Obligations to acquire intangible assets existed in particular owing to contingent considerations within the scope of in-licensing and research and development collaborations. In these agreements, the Group has entered into an obligation to make milestone payments once specific targets have been reached. In the not very likely event that all contract partners achieve all of their milestones, the Group would be obligated to pay up to € 984 million (December 31, 2018: € 1,548 million) for the acquisition of intangible assets. The decrease compared to 2018 is mainly attributable to the restructuring of the collaboration with F-Star Delta Ltd., United Kingdom (see Note (6) “Collaboration agreements”). The table above does not contain any other financial obligations from possible future sales-based license fees and milestone payments.

The expected maturities of the obligations to acquire intangible assets were as follows:

9.03 KBEXCEL
€ million Dec. 31, 2019 Dec. 31, 2018
Within 1 year 55 61
In 1–5 years 159 710
After more than 5 years 770 776
Obligations to acquire intangible assets 984 1,548

Other financial obligations were recognized at nominal value.

Due to the initial application of IFRS 16 and the associated accounting changes, the maturities of the obligations from lease agreements are only shown here for 2018. For details see Note (45) “Effects from new accounting standards and other presentation changes”:

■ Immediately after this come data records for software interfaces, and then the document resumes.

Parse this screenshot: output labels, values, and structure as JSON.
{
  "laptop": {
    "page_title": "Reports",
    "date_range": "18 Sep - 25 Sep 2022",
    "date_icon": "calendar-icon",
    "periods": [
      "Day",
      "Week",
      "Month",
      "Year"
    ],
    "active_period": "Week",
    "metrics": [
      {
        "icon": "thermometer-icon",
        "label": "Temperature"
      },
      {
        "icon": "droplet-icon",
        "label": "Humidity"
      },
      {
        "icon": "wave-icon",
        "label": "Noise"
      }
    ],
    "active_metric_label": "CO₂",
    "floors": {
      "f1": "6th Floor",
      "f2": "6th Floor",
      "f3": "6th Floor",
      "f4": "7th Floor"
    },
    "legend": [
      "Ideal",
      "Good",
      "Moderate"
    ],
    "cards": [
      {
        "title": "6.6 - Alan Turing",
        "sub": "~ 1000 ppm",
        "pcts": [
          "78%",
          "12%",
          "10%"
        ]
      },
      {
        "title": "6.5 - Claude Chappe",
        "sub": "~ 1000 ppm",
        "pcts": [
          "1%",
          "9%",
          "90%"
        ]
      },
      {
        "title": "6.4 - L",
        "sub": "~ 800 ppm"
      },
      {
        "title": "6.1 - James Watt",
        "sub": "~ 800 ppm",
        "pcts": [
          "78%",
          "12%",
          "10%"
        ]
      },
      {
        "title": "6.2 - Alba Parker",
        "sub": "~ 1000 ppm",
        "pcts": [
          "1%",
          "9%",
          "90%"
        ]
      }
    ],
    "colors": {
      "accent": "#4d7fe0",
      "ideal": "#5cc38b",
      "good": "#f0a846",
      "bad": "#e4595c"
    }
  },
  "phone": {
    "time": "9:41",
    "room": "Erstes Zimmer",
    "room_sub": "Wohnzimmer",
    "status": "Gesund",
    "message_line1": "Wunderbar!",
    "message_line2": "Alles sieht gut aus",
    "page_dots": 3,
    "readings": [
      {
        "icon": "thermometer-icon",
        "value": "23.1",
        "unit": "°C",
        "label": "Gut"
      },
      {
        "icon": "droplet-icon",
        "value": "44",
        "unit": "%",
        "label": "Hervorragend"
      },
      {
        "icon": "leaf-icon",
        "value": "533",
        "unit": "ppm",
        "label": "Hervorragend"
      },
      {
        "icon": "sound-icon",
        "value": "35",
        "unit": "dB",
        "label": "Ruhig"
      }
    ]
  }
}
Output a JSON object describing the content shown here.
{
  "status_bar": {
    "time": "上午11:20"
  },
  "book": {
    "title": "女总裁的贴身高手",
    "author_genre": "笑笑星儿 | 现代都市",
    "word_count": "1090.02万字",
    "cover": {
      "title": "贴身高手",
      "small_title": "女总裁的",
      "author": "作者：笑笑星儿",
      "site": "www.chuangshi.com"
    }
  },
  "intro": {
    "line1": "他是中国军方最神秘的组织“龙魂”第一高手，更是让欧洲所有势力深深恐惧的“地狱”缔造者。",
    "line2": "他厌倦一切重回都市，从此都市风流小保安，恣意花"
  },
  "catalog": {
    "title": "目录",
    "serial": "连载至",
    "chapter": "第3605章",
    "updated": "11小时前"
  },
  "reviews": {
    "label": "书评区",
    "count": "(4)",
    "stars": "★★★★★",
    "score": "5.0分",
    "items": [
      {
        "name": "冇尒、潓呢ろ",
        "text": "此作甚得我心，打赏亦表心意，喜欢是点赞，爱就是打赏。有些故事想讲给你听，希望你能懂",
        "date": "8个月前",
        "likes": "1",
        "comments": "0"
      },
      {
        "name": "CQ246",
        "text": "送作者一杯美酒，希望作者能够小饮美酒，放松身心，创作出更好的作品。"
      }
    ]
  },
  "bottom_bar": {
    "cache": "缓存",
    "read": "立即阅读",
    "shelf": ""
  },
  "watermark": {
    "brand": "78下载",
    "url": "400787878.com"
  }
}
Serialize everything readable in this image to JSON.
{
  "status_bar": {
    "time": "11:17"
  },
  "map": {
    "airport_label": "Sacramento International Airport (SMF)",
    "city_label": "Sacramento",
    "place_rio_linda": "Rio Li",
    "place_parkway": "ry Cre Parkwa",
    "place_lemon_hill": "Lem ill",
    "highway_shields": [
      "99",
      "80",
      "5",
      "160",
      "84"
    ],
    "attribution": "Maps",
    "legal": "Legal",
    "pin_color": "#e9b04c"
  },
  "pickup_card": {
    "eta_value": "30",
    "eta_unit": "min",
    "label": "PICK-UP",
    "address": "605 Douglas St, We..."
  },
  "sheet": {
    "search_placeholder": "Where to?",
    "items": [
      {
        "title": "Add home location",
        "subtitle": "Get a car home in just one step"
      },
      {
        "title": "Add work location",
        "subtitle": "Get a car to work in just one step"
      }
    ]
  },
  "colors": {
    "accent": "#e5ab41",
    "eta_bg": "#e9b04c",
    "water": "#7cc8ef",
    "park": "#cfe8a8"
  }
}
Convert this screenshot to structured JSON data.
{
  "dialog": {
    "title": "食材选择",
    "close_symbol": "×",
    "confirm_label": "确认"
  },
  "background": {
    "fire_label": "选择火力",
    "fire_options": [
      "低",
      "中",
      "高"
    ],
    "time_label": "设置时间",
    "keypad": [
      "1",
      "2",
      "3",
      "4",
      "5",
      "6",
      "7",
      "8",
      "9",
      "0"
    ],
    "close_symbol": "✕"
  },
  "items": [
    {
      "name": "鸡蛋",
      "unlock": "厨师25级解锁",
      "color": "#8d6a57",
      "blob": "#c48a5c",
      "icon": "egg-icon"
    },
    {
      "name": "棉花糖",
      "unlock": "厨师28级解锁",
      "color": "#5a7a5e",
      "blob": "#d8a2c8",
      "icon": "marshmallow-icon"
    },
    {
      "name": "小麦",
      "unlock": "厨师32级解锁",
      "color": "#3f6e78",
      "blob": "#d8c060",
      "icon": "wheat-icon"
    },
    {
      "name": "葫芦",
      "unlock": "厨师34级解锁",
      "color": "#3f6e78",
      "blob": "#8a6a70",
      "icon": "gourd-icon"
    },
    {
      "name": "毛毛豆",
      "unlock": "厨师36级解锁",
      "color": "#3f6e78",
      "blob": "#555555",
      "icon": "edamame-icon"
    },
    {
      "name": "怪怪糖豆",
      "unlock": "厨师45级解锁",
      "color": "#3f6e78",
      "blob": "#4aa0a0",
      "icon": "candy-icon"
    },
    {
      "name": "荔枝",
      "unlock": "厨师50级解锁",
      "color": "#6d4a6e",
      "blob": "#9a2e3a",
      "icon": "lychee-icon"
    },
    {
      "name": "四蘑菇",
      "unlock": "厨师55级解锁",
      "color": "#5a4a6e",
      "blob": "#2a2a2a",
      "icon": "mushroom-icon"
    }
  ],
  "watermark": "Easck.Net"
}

4.5 KBEXCEL
DECEMBER 31, 2018
         
€ million Under 1 year In 1–5 years After more than
Total
Present value of future payments from finance leases 2 2 4
Interest component of finance leases
Future finance lease payments 2 2 4
         
Future operating lease payments1 115 308 138 561
1 Previous year’s figure was restated.